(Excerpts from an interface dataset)
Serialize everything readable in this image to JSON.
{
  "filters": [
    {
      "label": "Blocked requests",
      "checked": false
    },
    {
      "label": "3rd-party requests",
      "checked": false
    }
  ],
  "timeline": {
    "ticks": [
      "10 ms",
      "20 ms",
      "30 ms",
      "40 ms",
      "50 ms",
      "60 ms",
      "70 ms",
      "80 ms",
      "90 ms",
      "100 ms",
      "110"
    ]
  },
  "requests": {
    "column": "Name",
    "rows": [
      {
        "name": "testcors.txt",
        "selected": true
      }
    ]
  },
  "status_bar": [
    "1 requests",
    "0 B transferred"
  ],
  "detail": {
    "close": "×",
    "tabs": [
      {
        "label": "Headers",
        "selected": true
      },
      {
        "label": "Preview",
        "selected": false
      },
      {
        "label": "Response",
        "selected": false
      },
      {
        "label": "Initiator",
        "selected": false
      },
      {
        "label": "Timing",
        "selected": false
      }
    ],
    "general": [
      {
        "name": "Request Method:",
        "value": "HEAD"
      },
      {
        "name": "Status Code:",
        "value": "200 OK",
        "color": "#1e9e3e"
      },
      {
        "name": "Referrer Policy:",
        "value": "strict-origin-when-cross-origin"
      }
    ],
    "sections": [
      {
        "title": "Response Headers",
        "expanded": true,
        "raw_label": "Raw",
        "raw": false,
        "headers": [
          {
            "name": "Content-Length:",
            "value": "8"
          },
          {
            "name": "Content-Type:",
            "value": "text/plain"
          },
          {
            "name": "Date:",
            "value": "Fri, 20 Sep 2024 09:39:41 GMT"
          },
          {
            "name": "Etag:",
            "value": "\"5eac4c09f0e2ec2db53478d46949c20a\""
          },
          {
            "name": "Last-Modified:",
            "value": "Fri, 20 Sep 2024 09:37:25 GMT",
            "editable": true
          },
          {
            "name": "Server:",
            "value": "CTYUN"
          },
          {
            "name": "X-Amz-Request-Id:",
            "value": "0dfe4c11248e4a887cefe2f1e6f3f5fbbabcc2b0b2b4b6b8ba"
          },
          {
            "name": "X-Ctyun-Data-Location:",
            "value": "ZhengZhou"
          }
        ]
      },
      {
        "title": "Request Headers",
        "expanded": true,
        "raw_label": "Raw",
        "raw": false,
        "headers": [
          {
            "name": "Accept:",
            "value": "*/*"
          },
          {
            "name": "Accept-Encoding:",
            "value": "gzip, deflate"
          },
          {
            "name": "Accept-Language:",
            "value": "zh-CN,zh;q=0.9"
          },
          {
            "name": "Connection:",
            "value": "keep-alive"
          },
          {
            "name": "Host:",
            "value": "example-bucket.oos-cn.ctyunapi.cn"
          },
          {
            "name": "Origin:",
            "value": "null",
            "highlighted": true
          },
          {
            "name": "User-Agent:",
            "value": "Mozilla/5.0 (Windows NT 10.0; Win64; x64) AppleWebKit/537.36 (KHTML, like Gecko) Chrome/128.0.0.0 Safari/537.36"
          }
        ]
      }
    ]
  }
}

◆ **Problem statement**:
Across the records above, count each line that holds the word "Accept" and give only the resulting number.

◆ **Result below**:
3